*** Given data ***
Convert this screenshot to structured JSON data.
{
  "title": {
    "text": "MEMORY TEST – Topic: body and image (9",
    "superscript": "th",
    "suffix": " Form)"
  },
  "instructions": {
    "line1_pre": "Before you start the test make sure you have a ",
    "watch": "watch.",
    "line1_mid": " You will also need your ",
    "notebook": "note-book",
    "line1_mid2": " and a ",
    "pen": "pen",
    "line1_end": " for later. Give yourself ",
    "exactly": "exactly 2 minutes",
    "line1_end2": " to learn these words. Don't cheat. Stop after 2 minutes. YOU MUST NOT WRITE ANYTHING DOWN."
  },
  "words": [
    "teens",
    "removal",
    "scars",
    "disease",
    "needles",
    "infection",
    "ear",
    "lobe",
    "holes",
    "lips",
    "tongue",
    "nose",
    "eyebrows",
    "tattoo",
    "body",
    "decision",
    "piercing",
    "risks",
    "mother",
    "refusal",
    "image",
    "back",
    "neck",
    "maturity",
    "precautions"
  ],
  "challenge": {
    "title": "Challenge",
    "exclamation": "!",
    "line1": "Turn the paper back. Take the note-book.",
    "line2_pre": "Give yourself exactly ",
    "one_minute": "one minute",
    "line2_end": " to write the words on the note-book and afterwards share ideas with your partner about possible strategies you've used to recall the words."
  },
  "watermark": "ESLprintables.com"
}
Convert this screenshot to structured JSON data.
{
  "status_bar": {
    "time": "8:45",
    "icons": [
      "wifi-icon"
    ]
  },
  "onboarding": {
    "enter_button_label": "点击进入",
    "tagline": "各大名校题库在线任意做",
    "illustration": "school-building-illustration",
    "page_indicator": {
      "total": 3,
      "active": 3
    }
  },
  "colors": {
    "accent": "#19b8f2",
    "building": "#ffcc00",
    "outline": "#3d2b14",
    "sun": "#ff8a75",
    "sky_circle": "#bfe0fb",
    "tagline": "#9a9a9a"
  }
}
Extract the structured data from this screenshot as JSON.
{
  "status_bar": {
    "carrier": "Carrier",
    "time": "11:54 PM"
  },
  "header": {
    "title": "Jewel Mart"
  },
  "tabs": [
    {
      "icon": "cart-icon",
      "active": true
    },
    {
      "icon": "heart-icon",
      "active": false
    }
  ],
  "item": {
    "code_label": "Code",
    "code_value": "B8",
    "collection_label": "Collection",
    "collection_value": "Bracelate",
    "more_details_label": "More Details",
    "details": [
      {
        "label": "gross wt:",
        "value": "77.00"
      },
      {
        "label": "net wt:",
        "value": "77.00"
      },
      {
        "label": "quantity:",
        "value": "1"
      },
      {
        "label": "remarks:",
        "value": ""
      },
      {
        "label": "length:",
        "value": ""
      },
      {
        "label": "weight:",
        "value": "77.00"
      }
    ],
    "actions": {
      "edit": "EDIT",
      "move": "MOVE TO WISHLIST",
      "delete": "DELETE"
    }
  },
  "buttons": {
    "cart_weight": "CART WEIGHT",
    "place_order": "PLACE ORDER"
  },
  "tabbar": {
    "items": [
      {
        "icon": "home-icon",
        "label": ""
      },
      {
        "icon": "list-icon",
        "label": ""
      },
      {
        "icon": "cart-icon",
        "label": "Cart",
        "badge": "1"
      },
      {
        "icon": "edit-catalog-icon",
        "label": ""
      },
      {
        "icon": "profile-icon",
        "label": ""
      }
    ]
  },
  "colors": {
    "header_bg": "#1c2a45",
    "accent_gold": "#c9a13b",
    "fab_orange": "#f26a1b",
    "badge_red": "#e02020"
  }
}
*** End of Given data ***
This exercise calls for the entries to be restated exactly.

--- Answer for this exercise ---
Convert this screenshot to structured JSON data.
{
  "title": {
    "text": "MEMORY TEST – Topic: body and image (9",
    "superscript": "th",
    "suffix": " Form)"
  },
  "instructions": {
    "line1_pre": "Before you start the test make sure you have a ",
    "watch": "watch.",
    "line1_mid": " You will also need your ",
    "notebook": "note-book",
    "line1_mid2": " and a ",
    "pen": "pen",
    "line1_end": " for later. Give yourself ",
    "exactly": "exactly 2 minutes",
    "line1_end2": " to learn these words. Don't cheat. Stop after 2 minutes. YOU MUST NOT WRITE ANYTHING DOWN."
  },
  "words": [
    "teens",
    "removal",
    "scars",
    "disease",
    "needles",
    "infection",
    "ear",
    "lobe",
    "holes",
    "lips",
    "tongue",
    "nose",
    "eyebrows",
    "tattoo",
    "body",
    "decision",
    "piercing",
    "risks",
    "mother",
    "refusal",
    "image",
    "back",
    "neck",
    "maturity",
    "precautions"
  ],
  "challenge": {
    "title": "Challenge",
    "exclamation": "!",
    "line1": "Turn the paper back. Take the note-book.",
    "line2_pre": "Give yourself exactly ",
    "one_minute": "one minute",
    "line2_end": " to write the words on the note-book and afterwards share ideas with your partner about possible strategies you've used to recall the words."
  },
  "watermark": "ESLprintables.com"
}
Convert this screenshot to structured JSON data.
{
  "status_bar": {
    "time": "8:45",
    "icons": [
      "wifi-icon"
    ]
  },
  "onboarding": {
    "enter_button_label": "点击进入",
    "tagline": "各大名校题库在线任意做",
    "illustration": "school-building-illustration",
    "page_indicator": {
      "total": 3,
      "active": 3
    }
  },
  "colors": {
    "accent": "#19b8f2",
    "building": "#ffcc00",
    "outline": "#3d2b14",
    "sun": "#ff8a75",
    "sky_circle": "#bfe0fb",
    "tagline": "#9a9a9a"
  }
}
Extract the structured data from this screenshot as JSON.
{
  "status_bar": {
    "carrier": "Carrier",
    "time": "11:54 PM"
  },
  "header": {
    "title": "Jewel Mart"
  },
  "tabs": [
    {
      "icon": "cart-icon",
      "active": true
    },
    {
      "icon": "heart-icon",
      "active": false
    }
  ],
  "item": {
    "code_label": "Code",
    "code_value": "B8",
    "collection_label": "Collection",
    "collection_value": "Bracelate",
    "more_details_label": "More Details",
    "details": [
      {
        "label": "gross wt:",
        "value": "77.00"
      },
      {
        "label": "net wt:",
        "value": "77.00"
      },
      {
        "label": "quantity:",
        "value": "1"
      },
      {
        "label": "remarks:",
        "value": ""
      },
      {
        "label": "length:",
        "value": ""
      },
      {
        "label": "weight:",
        "value": "77.00"
      }
    ],
    "actions": {
      "edit": "EDIT",
      "move": "MOVE TO WISHLIST",
      "delete": "DELETE"
    }
  },
  "buttons": {
    "cart_weight": "CART WEIGHT",
    "place_order": "PLACE ORDER"
  },
  "tabbar": {
    "items": [
      {
        "icon": "home-icon",
        "label": ""
      },
      {
        "icon": "list-icon",
        "label": ""
      },
      {
        "icon": "cart-icon",
        "label": "Cart",
        "badge": "1"
      },
      {
        "icon": "edit-catalog-icon",
        "label": ""
      },
      {
        "icon": "profile-icon",
        "label": ""
      }
    ]
  },
  "colors": {
    "header_bg": "#1c2a45",
    "accent_gold": "#c9a13b",
    "fab_orange": "#f26a1b",
    "badge_red": "#e02020"
  }
}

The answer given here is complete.